- [TASK REQUIREMENTS]: Among the lines below, copy each one in which "your" appears.

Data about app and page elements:
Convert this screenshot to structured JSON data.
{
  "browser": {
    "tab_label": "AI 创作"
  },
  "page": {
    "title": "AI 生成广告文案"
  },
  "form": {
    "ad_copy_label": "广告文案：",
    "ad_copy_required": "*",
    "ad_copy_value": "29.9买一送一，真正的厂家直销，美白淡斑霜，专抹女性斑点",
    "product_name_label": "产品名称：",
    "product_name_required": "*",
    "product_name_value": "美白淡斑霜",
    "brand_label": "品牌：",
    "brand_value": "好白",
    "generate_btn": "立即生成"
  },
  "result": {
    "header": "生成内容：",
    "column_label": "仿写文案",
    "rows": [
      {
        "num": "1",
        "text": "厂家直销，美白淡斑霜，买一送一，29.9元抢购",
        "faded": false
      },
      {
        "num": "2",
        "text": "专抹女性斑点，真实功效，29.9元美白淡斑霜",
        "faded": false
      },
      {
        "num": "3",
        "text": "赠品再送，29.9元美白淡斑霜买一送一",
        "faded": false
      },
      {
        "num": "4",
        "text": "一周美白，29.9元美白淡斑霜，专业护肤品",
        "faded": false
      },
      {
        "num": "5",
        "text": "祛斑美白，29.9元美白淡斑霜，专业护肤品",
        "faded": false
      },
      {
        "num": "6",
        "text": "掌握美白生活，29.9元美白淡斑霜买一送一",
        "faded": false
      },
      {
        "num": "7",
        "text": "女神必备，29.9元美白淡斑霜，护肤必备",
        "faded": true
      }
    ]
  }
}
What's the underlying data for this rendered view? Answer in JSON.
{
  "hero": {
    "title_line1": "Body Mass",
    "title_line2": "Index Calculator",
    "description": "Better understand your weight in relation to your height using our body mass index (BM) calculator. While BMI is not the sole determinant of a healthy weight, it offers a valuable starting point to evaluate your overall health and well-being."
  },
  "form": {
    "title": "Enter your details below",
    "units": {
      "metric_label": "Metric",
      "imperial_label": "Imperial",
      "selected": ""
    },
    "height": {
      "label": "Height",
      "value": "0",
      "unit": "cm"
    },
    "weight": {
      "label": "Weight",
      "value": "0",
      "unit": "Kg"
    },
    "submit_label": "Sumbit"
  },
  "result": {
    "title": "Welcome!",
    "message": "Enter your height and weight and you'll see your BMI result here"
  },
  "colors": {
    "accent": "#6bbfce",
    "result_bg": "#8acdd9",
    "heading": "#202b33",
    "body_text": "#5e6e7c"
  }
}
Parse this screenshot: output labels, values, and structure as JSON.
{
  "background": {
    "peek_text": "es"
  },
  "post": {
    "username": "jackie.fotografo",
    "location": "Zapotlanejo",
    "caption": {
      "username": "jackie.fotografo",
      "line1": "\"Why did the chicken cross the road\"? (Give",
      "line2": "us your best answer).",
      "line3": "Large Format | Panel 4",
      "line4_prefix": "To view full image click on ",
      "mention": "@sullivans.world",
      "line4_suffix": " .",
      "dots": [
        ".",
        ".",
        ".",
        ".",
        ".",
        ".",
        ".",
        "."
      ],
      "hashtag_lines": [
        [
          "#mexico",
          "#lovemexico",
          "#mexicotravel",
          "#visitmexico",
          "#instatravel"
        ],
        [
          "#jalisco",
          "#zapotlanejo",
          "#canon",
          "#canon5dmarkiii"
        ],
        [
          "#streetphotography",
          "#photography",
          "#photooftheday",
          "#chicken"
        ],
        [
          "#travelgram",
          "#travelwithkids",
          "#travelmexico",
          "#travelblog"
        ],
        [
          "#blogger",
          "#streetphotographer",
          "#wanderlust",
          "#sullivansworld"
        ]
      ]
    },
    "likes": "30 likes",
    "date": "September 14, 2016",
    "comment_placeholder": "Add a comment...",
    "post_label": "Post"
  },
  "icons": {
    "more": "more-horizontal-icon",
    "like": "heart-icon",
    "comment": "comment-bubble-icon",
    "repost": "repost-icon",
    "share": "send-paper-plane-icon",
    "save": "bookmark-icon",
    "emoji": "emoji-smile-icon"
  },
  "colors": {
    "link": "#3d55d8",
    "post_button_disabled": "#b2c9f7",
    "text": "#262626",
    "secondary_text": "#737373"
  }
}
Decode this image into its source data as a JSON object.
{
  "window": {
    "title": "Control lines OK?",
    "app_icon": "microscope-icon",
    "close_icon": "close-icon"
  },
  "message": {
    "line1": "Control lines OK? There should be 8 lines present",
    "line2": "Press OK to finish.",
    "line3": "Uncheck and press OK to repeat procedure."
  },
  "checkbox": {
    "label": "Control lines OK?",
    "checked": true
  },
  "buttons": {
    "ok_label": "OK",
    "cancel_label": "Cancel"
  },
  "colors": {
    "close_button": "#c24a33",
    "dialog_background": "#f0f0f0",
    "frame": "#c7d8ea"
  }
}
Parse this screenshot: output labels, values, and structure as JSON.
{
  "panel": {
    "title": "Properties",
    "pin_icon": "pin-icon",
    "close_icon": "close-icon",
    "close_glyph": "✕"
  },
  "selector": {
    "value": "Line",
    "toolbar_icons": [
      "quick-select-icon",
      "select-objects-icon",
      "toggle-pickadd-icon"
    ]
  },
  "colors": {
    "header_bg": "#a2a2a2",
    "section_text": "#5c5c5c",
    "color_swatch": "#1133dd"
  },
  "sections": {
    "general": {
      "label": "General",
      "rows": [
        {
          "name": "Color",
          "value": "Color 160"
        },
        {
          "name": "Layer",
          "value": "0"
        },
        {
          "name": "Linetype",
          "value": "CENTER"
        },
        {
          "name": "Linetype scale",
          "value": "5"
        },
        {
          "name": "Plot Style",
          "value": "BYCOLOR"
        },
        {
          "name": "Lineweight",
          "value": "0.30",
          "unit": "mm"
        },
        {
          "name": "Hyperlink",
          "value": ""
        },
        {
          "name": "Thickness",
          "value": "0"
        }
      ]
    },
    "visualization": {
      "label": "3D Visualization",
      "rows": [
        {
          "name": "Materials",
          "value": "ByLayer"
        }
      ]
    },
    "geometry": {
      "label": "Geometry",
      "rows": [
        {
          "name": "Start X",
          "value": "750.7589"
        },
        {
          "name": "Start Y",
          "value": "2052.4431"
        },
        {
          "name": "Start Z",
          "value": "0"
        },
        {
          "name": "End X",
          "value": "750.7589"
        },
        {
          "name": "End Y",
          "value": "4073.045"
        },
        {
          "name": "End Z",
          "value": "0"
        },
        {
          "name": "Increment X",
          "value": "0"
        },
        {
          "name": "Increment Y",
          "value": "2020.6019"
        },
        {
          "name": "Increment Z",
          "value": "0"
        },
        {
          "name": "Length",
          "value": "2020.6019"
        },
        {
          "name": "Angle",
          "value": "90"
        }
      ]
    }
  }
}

- [WRITTEN RESPONSE]:
    "description": "Better understand your weight in relation to your height using our body mass index (BM) calculator. While BMI is not the sole determinant of a healthy weight, it offers a valuable starting point to evaluate your overall health and well-being."
    "title": "Enter your details below",
    "message": "Enter your height and weight and you'll see your BMI result here"
      "line2": "us your best answer).",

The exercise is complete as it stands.